And then on May 19th through 23rd, I’ll be at the Port Townsend School of Woodworking, in Port Townsend, Washington (a spectacularly beautiful town on the Puget Sound) I’ll be teaching a class on building case pieces. The project is a small nightstand, but the fundamental construction techniques apply to all kinds of traditionally joined casework. We’ll cover frame and panel construction, mortise and tenon joinery, and half-blind dovetails; along with gluing up and smoothing panels, ship-lapped backs, and more. This is an ambitious project, but it all comes together beautifully, with lots of methods that make the seemingly difficult much easier.

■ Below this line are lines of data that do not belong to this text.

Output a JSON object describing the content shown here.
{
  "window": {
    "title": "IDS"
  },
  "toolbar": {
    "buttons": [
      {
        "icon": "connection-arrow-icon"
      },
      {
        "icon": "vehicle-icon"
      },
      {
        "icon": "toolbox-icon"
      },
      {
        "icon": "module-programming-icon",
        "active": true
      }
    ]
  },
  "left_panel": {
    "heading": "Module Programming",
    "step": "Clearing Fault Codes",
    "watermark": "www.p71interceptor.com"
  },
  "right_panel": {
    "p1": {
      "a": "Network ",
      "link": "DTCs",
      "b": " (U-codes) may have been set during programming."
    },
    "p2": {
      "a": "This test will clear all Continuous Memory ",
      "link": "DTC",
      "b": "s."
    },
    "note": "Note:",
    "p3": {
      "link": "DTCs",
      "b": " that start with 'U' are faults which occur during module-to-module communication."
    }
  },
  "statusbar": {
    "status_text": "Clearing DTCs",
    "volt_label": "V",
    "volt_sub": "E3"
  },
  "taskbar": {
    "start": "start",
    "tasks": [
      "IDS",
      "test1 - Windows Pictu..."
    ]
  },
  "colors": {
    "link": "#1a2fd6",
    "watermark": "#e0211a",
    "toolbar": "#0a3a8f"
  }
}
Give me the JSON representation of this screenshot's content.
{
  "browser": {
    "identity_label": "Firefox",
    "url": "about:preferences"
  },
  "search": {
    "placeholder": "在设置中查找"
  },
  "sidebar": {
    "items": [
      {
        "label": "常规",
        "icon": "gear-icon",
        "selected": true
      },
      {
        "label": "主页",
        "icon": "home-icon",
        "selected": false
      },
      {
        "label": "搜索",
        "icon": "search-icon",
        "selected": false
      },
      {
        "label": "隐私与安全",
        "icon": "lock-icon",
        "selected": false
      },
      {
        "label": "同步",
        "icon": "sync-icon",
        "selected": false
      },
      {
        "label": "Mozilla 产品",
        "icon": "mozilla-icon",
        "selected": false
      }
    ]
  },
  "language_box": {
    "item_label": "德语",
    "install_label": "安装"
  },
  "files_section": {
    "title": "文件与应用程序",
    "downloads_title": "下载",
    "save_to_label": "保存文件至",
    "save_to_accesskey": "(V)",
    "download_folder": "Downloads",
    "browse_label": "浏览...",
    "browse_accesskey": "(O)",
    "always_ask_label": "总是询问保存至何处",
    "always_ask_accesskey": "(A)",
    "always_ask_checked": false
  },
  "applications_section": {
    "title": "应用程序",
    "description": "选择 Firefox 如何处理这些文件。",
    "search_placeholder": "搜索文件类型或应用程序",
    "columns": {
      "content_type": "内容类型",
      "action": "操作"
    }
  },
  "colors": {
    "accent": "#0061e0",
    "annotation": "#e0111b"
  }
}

So what’s the hidden agenda? Throughout each of these classes, I’m secretly trying to make you a significantly better woodworker. I’ve been pretty focused over the past few years on what really makes a difference in a person’s woodworking abilities (leading to the publication of my book, The Foundations of Better Woodworking); stuff that doesn’t get a whole lot of play in your typical book or article. And I’ve found that this foundational stuff makes a huge difference for my students. I’m constantly looking out for little things that I can help you to understand what you’re doing better, and ways you can use your body more efficiently and accurately to get the work done.
And don’t miss the Lie-Nielsen Hand Tool Event taking place in my shop this coming weekend (April 11th 10 am – 6 pm, and April 12th, 10 am – 5 pm).
I’m excited to announce that I”ll be teaching at the New English Workshop in March of 2015. I had met Paul Mayon (one of the founders of this new British woodworking school) at Handworks last May, and Paul recently invited me to come over to teach. In my excitement, I somehow promised I would come up with a new stool design for the class; I’ll write a bit about that process next time.
Paul has put up a couple of great blog posts on the New English Workshop website. The most recent of these relates his reaction to our recent, wide-ranging phone call, and continues with a bit of a review of my book, The Foundations of Better Woodworking (Paul also gave the book a great review in the British magazine, Furniture & Cabinetmaking). The earlier post is a little harder to characterize (Charles Bronson? I’m cool with that). You’ll just have to scroll down to see.
I’ve just posted my teaching schedule for 2014 in my shop. I’m still nailing down some of the out-of-town stuff, but will post that as it firms up.
For now, I know I’ll be in:
San Marcos, TX (Wortheffort Woodworking School) the weekend of May 10-11,
Port Townsend, WA (Port Townsend School of Woodworking) May 19-23,
Warren, ME (Lie-Nielsen Toolworks Weekend Workshop) July 26-27,
Franklin, IN (Marc Adams School of Woodworking) September 29 – October 3.